**Work instructions**
The complete set of records below must be repeated precisely as given.

**Component data from apps and pages**
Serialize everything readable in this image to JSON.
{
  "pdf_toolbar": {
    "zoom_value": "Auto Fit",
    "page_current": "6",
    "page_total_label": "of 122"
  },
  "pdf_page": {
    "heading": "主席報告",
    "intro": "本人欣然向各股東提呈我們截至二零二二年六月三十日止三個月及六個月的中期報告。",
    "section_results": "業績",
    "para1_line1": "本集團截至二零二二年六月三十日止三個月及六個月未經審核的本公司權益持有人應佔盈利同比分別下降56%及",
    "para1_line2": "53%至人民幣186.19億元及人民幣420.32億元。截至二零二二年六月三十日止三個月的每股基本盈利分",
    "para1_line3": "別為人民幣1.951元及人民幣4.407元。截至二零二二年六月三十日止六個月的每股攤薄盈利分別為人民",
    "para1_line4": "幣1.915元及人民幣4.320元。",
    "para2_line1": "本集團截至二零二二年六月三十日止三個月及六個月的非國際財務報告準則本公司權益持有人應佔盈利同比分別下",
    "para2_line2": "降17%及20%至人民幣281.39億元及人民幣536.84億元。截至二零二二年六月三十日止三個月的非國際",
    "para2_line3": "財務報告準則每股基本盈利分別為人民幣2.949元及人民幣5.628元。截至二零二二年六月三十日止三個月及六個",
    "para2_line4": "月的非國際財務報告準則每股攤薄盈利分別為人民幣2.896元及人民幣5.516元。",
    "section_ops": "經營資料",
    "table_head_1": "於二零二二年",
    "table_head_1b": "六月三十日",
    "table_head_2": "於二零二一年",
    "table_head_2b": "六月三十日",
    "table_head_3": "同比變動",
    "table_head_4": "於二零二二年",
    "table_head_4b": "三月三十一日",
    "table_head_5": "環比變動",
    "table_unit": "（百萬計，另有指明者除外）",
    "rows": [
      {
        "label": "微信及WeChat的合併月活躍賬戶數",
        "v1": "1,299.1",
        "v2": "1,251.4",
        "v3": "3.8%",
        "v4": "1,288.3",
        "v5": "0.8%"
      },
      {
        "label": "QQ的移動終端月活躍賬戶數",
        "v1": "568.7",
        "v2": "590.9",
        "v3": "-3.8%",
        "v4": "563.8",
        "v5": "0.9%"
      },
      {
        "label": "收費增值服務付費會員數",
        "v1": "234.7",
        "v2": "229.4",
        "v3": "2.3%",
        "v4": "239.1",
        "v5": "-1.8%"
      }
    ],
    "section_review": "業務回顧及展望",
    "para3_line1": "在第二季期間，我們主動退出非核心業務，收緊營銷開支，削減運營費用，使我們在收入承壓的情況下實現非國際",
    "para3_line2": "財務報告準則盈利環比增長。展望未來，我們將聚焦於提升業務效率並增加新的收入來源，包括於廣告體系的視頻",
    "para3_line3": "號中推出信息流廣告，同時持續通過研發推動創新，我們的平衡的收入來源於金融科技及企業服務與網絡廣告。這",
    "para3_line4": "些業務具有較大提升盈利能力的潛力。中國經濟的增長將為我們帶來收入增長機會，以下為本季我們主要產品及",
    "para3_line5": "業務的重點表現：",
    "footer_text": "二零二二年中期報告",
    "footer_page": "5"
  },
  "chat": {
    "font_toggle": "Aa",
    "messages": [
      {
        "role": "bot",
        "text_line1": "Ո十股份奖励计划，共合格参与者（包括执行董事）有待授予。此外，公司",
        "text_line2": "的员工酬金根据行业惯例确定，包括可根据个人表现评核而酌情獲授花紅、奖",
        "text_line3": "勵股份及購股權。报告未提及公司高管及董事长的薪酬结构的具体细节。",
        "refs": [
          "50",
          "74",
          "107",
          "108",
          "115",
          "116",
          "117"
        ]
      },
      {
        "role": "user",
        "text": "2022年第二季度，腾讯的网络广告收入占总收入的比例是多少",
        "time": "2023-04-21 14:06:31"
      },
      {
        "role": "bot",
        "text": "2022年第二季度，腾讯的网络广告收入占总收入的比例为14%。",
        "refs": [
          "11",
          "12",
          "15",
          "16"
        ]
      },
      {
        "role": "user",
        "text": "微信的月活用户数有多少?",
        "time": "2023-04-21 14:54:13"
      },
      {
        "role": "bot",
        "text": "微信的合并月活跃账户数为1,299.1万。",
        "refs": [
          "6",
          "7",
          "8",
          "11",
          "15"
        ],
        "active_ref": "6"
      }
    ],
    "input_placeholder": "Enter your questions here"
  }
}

**Your response**
Serialize everything readable in this image to JSON.
{
  "pdf_toolbar": {
    "zoom_value": "Auto Fit",
    "page_current": "6",
    "page_total_label": "of 122"
  },
  "pdf_page": {
    "heading": "主席報告",
    "intro": "本人欣然向各股東提呈我們截至二零二二年六月三十日止三個月及六個月的中期報告。",
    "section_results": "業績",
    "para1_line1": "本集團截至二零二二年六月三十日止三個月及六個月未經審核的本公司權益持有人應佔盈利同比分別下降56%及",
    "para1_line2": "53%至人民幣186.19億元及人民幣420.32億元。截至二零二二年六月三十日止三個月的每股基本盈利分",
    "para1_line3": "別為人民幣1.951元及人民幣4.407元。截至二零二二年六月三十日止六個月的每股攤薄盈利分別為人民",
    "para1_line4": "幣1.915元及人民幣4.320元。",
    "para2_line1": "本集團截至二零二二年六月三十日止三個月及六個月的非國際財務報告準則本公司權益持有人應佔盈利同比分別下",
    "para2_line2": "降17%及20%至人民幣281.39億元及人民幣536.84億元。截至二零二二年六月三十日止三個月的非國際",
    "para2_line3": "財務報告準則每股基本盈利分別為人民幣2.949元及人民幣5.628元。截至二零二二年六月三十日止三個月及六個",
    "para2_line4": "月的非國際財務報告準則每股攤薄盈利分別為人民幣2.896元及人民幣5.516元。",
    "section_ops": "經營資料",
    "table_head_1": "於二零二二年",
    "table_head_1b": "六月三十日",
    "table_head_2": "於二零二一年",
    "table_head_2b": "六月三十日",
    "table_head_3": "同比變動",
    "table_head_4": "於二零二二年",
    "table_head_4b": "三月三十一日",
    "table_head_5": "環比變動",
    "table_unit": "（百萬計，另有指明者除外）",
    "rows": [
      {
        "label": "微信及WeChat的合併月活躍賬戶數",
        "v1": "1,299.1",
        "v2": "1,251.4",
        "v3": "3.8%",
        "v4": "1,288.3",
        "v5": "0.8%"
      },
      {
        "label": "QQ的移動終端月活躍賬戶數",
        "v1": "568.7",
        "v2": "590.9",
        "v3": "-3.8%",
        "v4": "563.8",
        "v5": "0.9%"
      },
      {
        "label": "收費增值服務付費會員數",
        "v1": "234.7",
        "v2": "229.4",
        "v3": "2.3%",
        "v4": "239.1",
        "v5": "-1.8%"
      }
    ],
    "section_review": "業務回顧及展望",
    "para3_line1": "在第二季期間，我們主動退出非核心業務，收緊營銷開支，削減運營費用，使我們在收入承壓的情況下實現非國際",
    "para3_line2": "財務報告準則盈利環比增長。展望未來，我們將聚焦於提升業務效率並增加新的收入來源，包括於廣告體系的視頻",
    "para3_line3": "號中推出信息流廣告，同時持續通過研發推動創新，我們的平衡的收入來源於金融科技及企業服務與網絡廣告。這",
    "para3_line4": "些業務具有較大提升盈利能力的潛力。中國經濟的增長將為我們帶來收入增長機會，以下為本季我們主要產品及",
    "para3_line5": "業務的重點表現：",
    "footer_text": "二零二二年中期報告",
    "footer_page": "5"
  },
  "chat": {
    "font_toggle": "Aa",
    "messages": [
      {
        "role": "bot",
        "text_line1": "Ո十股份奖励计划，共合格参与者（包括执行董事）有待授予。此外，公司",
        "text_line2": "的员工酬金根据行业惯例确定，包括可根据个人表现评核而酌情獲授花紅、奖",
        "text_line3": "勵股份及購股權。报告未提及公司高管及董事长的薪酬结构的具体细节。",
        "refs": [
          "50",
          "74",
          "107",
          "108",
          "115",
          "116",
          "117"
        ]
      },
      {
        "role": "user",
        "text": "2022年第二季度，腾讯的网络广告收入占总收入的比例是多少",
        "time": "2023-04-21 14:06:31"
      },
      {
        "role": "bot",
        "text": "2022年第二季度，腾讯的网络广告收入占总收入的比例为14%。",
        "refs": [
          "11",
          "12",
          "15",
          "16"
        ]
      },
      {
        "role": "user",
        "text": "微信的月活用户数有多少?",
        "time": "2023-04-21 14:54:13"
      },
      {
        "role": "bot",
        "text": "微信的合并月活跃账户数为1,299.1万。",
        "refs": [
          "6",
          "7",
          "8",
          "11",
          "15"
        ],
        "active_ref": "6"
      }
    ],
    "input_placeholder": "Enter your questions here"
  }
}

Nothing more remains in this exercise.